I should also point out that we tried a regular swaddling blanket which I think is what you graduate to after a decade of Boy Scout knot-tying. I, however, was not a Boy Scout and so I wrap about as well as I rap…which is to say poorly, but with great enthusiasm and a white man’s overbite. Colleen is much better. Still, if Declan wants to get out of the blanket, he will.
So then a few friends told me about the Miracle Blanket. Raved about the Miracle Blanket, I should say. One of the fascinating facets of parenthood is the way just holding a baby elicits an immediate response from other parents who, often, follow up their “how old?” question by listing off must-have baby products (everyone’s are different) and then looking at you skeptically when you say you do not have/use said product.
But my Miracle Blanket friends were different…good moms who’ve been where we are. What the hell? Give it a try. So I googled the Miracle Blanket and that’s when it hit me. We already have one of those.
Yeah, we’d ruled this one out, like, two weeks in. Never used it. Too complicated. There are small flaps and big flaps and medium-sized flaps and not enough baby crevices to put them in. Or so I thought. But given the stakes (sleep, sanity), I decided to do give it another try. And that required doing something crazy. Reading the instructions.
If you can get past the somewhat creepy diagrams, the instructions actually DO clear things up. This is, for all intents and purposes, a straight jacket. The small flaps go over their arms and behind the back, rendering their arms basically immobile. The next biggest flap goes around the torso and behind the back, taking care of the shoulders. It worked great the first night. 6 straight hours of sleep. But by night two, we were back to the status quo….waking up every three or four hours.
The design failure, in my mind, is with the sack that holds the baby’s feet. Because, see, it doesn’t hold the baby’s feet. Not for any real amount of time. Our Houdini kicked his way out every night, spooked himself, and then it was Riverdance all over again. Basically, the opposite of this:
So I was frustrated. But I knew the Miracle Blanket was a step in the right direction. I hadn’t totally ruled out duct tape for the legs when I came across the term “double swaddle” during a late-night googling session. Some parents, it seemed, were not messing around in their attempts to turn their babies into miniature living mummies, combining different swaddling products and techniques for optimal baby control. So I looked around at what I had. And then came the stroke of genius. The Miracle Blanket holds down the arms. What will hold down the legs? The Woombie, of course!

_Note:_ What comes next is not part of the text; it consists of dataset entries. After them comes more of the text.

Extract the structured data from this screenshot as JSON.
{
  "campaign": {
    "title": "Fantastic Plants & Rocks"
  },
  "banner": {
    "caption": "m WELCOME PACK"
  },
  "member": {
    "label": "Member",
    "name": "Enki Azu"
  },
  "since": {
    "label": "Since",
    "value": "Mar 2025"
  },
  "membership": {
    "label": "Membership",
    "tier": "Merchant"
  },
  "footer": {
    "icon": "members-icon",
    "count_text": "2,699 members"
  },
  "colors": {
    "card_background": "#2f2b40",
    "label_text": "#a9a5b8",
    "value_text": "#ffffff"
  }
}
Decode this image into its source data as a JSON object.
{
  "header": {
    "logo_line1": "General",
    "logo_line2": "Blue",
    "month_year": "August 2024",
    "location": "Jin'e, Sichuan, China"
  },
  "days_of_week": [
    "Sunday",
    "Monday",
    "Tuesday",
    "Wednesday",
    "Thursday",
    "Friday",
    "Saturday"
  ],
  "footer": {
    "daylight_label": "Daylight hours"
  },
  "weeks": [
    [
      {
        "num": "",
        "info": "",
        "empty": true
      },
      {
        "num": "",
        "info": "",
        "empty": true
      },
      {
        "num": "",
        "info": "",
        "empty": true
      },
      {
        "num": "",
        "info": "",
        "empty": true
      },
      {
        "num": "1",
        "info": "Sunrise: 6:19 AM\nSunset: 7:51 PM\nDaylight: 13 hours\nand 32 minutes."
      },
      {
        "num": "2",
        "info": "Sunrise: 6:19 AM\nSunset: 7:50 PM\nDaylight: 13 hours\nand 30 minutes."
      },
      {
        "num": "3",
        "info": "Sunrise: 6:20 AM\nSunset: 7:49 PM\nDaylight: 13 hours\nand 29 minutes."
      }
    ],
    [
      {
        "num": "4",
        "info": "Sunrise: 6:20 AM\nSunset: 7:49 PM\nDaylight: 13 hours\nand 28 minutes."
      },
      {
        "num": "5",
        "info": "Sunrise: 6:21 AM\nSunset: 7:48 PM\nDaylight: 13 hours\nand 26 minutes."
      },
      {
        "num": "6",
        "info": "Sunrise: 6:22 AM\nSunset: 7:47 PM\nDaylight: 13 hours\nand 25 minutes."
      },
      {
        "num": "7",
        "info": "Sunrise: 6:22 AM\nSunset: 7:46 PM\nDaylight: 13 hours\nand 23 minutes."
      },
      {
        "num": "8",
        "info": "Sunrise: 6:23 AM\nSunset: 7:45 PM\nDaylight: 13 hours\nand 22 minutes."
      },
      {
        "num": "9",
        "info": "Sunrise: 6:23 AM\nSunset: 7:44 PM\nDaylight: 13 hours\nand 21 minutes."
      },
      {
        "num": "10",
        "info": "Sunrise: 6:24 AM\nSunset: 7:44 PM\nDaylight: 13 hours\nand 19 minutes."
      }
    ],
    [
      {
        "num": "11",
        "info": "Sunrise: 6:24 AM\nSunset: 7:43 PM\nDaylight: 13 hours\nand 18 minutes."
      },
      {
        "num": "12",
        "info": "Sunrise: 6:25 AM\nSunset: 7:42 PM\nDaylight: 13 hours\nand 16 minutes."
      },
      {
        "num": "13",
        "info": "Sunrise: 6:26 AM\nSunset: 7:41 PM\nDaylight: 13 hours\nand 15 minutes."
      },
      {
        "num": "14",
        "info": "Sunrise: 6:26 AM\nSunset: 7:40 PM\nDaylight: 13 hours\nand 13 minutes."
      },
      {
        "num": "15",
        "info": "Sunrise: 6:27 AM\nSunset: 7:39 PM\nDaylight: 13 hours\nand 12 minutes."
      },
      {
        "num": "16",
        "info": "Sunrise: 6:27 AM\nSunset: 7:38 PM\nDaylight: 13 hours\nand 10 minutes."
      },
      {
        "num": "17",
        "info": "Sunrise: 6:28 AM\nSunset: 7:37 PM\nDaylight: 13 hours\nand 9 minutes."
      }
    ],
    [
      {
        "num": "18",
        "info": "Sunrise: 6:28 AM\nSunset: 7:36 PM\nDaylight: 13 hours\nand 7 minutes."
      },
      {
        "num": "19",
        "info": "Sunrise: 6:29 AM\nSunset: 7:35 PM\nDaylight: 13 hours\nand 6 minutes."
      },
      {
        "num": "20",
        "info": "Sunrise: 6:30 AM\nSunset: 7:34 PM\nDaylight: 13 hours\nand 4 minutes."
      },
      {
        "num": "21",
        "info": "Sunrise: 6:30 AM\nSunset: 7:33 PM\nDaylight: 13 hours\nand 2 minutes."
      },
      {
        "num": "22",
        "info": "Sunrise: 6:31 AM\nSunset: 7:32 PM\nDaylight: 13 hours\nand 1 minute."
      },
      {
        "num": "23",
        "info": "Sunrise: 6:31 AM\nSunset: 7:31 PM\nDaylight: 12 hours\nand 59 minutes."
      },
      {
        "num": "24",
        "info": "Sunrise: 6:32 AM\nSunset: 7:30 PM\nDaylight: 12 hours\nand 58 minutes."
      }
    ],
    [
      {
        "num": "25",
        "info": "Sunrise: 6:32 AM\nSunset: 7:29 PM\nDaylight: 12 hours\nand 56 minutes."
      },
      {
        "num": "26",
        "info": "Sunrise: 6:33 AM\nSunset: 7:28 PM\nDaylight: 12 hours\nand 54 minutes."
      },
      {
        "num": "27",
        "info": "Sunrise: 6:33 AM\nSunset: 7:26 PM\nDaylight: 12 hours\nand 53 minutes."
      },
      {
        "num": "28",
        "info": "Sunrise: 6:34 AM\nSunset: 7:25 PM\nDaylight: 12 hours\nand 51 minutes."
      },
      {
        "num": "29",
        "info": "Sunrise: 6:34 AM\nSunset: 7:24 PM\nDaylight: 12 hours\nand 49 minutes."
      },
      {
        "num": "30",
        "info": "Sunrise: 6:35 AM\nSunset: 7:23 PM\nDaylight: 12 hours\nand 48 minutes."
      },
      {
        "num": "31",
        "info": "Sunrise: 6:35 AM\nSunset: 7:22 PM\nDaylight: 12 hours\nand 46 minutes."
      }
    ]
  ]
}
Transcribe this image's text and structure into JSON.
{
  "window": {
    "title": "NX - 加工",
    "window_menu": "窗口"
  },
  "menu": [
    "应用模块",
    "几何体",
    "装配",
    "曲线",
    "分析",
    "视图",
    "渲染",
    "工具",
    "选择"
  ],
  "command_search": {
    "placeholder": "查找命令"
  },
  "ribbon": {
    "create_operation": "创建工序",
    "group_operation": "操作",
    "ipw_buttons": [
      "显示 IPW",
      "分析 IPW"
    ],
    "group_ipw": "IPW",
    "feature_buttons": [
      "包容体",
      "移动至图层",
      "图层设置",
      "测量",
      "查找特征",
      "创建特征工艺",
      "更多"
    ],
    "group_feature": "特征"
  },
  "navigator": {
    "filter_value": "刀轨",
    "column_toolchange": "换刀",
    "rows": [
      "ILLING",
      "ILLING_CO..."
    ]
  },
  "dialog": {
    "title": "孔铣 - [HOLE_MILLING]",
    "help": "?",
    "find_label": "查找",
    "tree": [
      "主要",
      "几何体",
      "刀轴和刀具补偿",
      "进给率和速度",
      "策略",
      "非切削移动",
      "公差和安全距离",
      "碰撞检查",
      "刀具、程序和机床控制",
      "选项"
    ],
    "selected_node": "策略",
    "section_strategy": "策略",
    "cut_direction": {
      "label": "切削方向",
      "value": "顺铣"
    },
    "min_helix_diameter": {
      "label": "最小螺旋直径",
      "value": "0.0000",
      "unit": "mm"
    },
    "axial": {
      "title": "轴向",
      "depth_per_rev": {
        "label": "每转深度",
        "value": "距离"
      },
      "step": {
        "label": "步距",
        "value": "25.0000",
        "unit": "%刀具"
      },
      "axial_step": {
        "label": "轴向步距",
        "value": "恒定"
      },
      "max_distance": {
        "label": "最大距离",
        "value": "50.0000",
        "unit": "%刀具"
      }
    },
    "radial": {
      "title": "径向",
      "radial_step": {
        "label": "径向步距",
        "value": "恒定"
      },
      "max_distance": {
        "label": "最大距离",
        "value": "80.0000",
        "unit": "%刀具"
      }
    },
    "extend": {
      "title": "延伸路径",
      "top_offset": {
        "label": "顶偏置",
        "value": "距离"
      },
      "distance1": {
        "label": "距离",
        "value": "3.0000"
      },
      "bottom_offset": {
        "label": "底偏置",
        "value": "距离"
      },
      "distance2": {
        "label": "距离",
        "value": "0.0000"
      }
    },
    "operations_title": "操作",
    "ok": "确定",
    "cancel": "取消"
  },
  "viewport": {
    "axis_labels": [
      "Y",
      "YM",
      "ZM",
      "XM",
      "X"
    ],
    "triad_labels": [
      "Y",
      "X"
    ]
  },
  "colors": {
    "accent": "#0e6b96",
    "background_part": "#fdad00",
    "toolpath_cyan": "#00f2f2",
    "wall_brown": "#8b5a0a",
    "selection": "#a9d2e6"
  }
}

I had both laid out on the bed the other night when Colleen came in. She looked me. I looked at her. She looked down at the swaddle spread and back up at me. I looked at her. “Really?” she said, sounding just like
Seth and Amy on SNL.
Really, I said. He’ll never fit, she said. I think he will, I said. In the end, we were both right.
The Woombie doesn’t zip up all the way, true, but it zips up far enough to immobilize the legs, which was the only goal. The fact that he looks like, in Colleen’s words, a half-peeled banana is irrelevant to me. The fact that he has slept through the night twice… is not.
One of the great things about parenthood is how it forces you to be creative. You’re facing challenges you’ve never faced before, challenges which are somewhat unique to your baby and your family. You’re bombarded with advice from friends, family, books, the interwebs. And you basically turn into this mad scientist, experimenting with all of it, seeing what works. That’s how I found myself holding Deck in the middle of the night, shushing like the teacher’s pet in a noisy class of 5th graders while simultaneously rotating my body from side to side like a crippled helicopter, unable to lift off. It looks and sounds ridiculous, but apparently the sound and the motion are calming to him…quieting him down and allowing him to drift off to sleep. And now, thanks to my Baby Banana Hammock TM, he might just stay down. You know, until next week when he learns to rollover and we can no longer swaddle him. D’oh!